There is nuance in saying “regulate us, but not smaller competitors’ that somehow ends up getting lost and we just get bashed,” Altman posted on X after tech leaders criticized the White House’s AI-focused executive order, which Altman supports.
Nevertheless, what we are already seeing in the market is that could be challenging for OpenAI in solidifying their dominance and of locking out some of the new competitors. But, the question is not if OpenAI plays the dominant role, the question is… who will? We think Microsoft's CEO already has an answer in mind for this question.
Then came Black Friday
On Friday, Nov. 17, OpenAI announced that co-founder and CEO Sam Altman had been fired by the board of directors, and that Mira Murati, the CTO, would serve as interim CEO. OpenAI's board claimed that Altman was “was not consistently candid” with them, without providing details.
It also said that another co-founder and Chairman Greg Brockman, would be removed from that role while staying at the company. But Brockman then indicated that he would quit in solidarity with Altman. That meant that there was only remaining member of the core founding group behind OpenAI: Ilya Sutskever. A Russian-born Israeli-Canadian, Sutskever is a global leading expert in deep learning and for many the main obstacle for Altman’s commercialization plans. In fact, Sutskever voted in favor of firing Altman as CEO.

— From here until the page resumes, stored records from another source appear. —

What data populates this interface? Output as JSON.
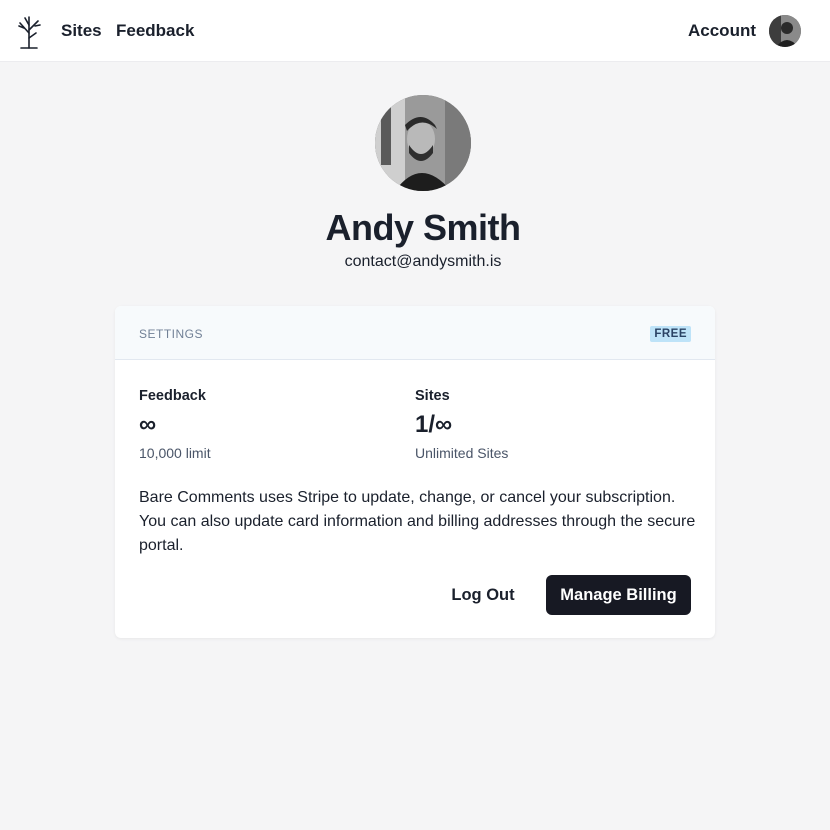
{
  "navbar": {
    "logo_icon": "tree-icon",
    "sites_label": "Sites",
    "feedback_label": "Feedback",
    "account_label": "Account"
  },
  "profile": {
    "name": "Andy Smith",
    "email": "contact@andysmith.is"
  },
  "settings": {
    "title": "SETTINGS",
    "plan_badge": "FREE",
    "stats": {
      "feedback": {
        "label": "Feedback",
        "value": "∞",
        "help": "10,000 limit"
      },
      "sites": {
        "label": "Sites",
        "value": "1/∞",
        "help": "Unlimited Sites"
      }
    },
    "description": "Bare Comments uses Stripe to update, change, or cancel your subscription. You can also update card information and billing addresses through the secure portal.",
    "logout_label": "Log Out",
    "billing_label": "Manage Billing"
  },
  "colors": {
    "page_background": "#f5f5f6",
    "primary_button": "#171923",
    "badge_background": "#bee3f8",
    "badge_text": "#2a4365"
  }
}
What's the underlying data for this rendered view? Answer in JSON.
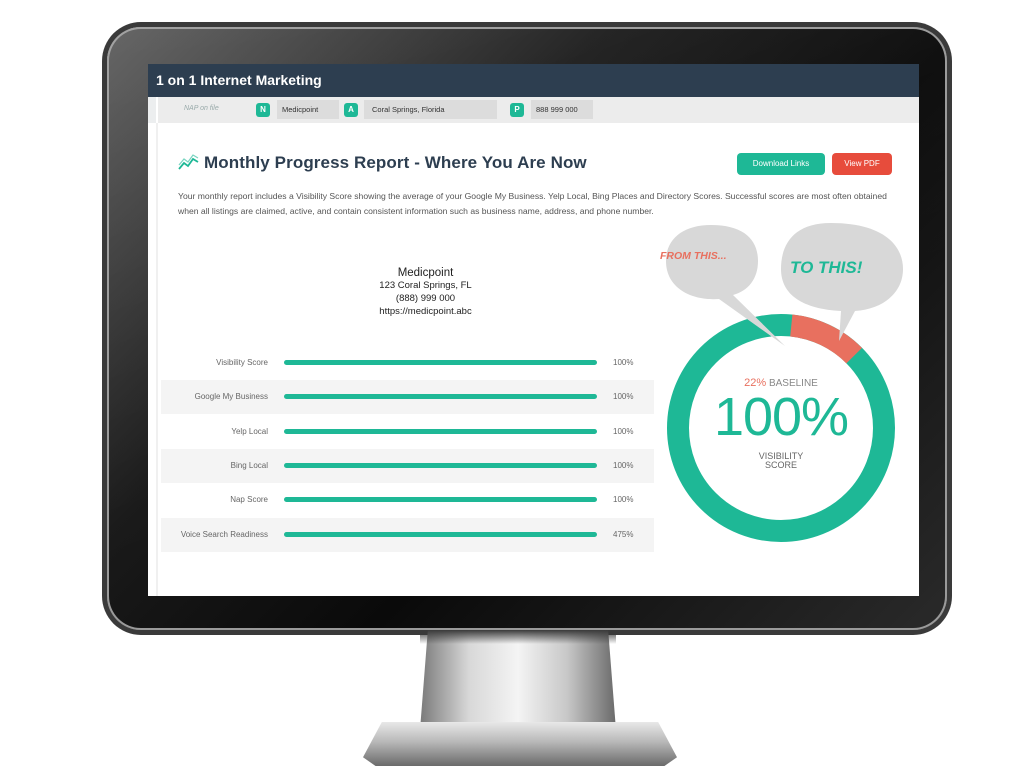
{
  "header": {
    "title": "1 on 1 Internet Marketing"
  },
  "nap": {
    "label": "NAP on file",
    "fields": [
      {
        "badge": "N",
        "value": "Medicpoint"
      },
      {
        "badge": "A",
        "value": "Coral Springs, Florida"
      },
      {
        "badge": "P",
        "value": "888 999 000"
      }
    ]
  },
  "report": {
    "title": "Monthly Progress Report - Where You Are Now",
    "download_label": "Download Links",
    "pdf_label": "View PDF",
    "description": "Your monthly report includes a Visibility Score showing the average of your Google My Business. Yelp Local, Bing Places and Directory Scores. Successful scores are most often obtained when all listings are claimed, active, and contain consistent information such as business name, address, and phone number."
  },
  "business": {
    "name": "Medicpoint",
    "address": "123 Coral Springs, FL",
    "phone": "(888) 999 000",
    "url": "https://medicpoint.abc"
  },
  "scores": [
    {
      "label": "Visibility Score",
      "value": "100%",
      "fill": 1.0
    },
    {
      "label": "Google My Business",
      "value": "100%",
      "fill": 1.0
    },
    {
      "label": "Yelp Local",
      "value": "100%",
      "fill": 1.0
    },
    {
      "label": "Bing Local",
      "value": "100%",
      "fill": 1.0
    },
    {
      "label": "Nap Score",
      "value": "100%",
      "fill": 1.0
    },
    {
      "label": "Voice Search Readiness",
      "value": "475%",
      "fill": 1.0
    }
  ],
  "gauge": {
    "baseline_pct": "22%",
    "baseline_label": "BASELINE",
    "score": "100%",
    "score_label_1": "VISIBILITY",
    "score_label_2": "SCORE",
    "baseline_fraction": 0.22,
    "score_fraction": 1.0
  },
  "callouts": {
    "from": "FROM THIS...",
    "to": "TO THIS!"
  },
  "colors": {
    "accent": "#1eb896",
    "danger": "#e74c3c",
    "header": "#2d3e50",
    "baseline": "#e8705f"
  }
}
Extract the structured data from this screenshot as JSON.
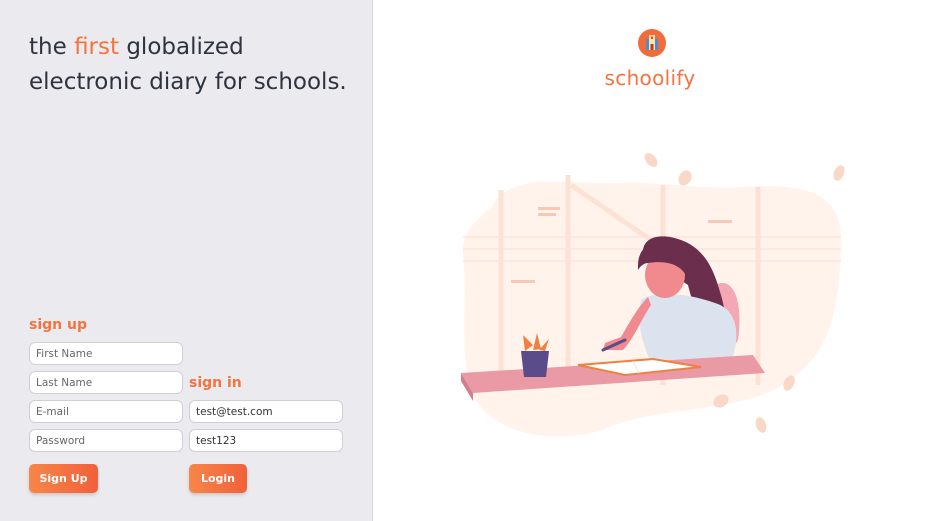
{
  "tagline": {
    "before": "the ",
    "accent": "first",
    "after": " globalized electronic diary for schools."
  },
  "signup": {
    "title": "sign up",
    "first_name_placeholder": "First Name",
    "last_name_placeholder": "Last Name",
    "email_placeholder": "E-mail",
    "password_placeholder": "Password",
    "button_label": "Sign Up"
  },
  "signin": {
    "title": "sign in",
    "email_value": "test@test.com",
    "password_value": "test123",
    "button_label": "Login"
  },
  "brand": {
    "name": "schoolify",
    "logo_icon": "school-building-icon",
    "accent_color": "#f5733e"
  },
  "illustration": {
    "icon": "student-writing-at-desk-illustration"
  }
}
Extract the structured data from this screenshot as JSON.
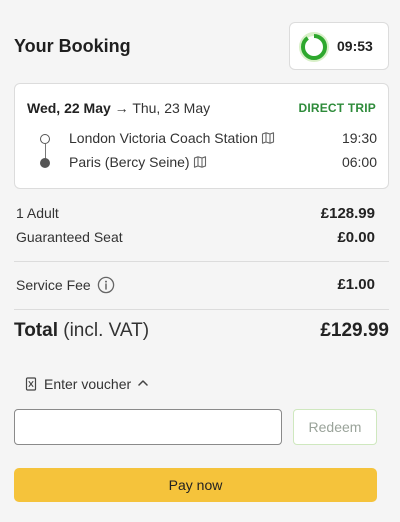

In one of the many dramatic turns that occurred over that weekend, 500 OpenAI senior employees signed an open letter presented on the following Monday requesting a collective resignation of the entire board, including Sutskever, and Altman’s and Brockman’s reinstatement.
Some members familiar with the process said that the explanation for this shocking development was that Altman and Brockman were playing behind the scenes to transition the company from non-profit to, potentially, one of the most profitable and powerful companies on the planet, even putting profits before safe and common good.
Although as I’ve previously stated, given the success of ChatGPT during this year, plans for product commercialization cannot be qualified as secret and as the drama continues, this reason seems to lose credibility by seconds.
A final twist?
In a dramatic turn of events, Altman was reinstated as CEO of OpenAI after a collective resignation of the entire board. What might have been considered as a mastermind operation to take control of the company, seems to be the result of naive miscalculated actions from some members of the board, and making evident to the entire world the danger of putting mediocrity in the driving seat of disruptive companies.
Roman Ferrando, principal analyst at Appledore Research, is an accomplished AI professional with outstanding depth of knowledge and an extensive track record in developing and implementing AI strategies across diverse organizations, including Openet, Amdocs, MYCOM-OSI, B-YOND and Ericsson. Ferrando holds a Ph.D. in Generalized Anomaly Detection for Telecommunications Networks and has used a deep understanding of cutting-edge AI technologies and their applications in telecom to successfully spearhead AI initiatives at director and executive levels. Ferrando holds numerous patents and has published extensively in the domain of AI and telecommunications.
Industry Voices are opinion columns written by outside contributors — often industry experts or analysts — who are invited to the conversation by Silverlinings' editors. They do not represent the opinions of Silverlinings. Read all of our Industry Voices here.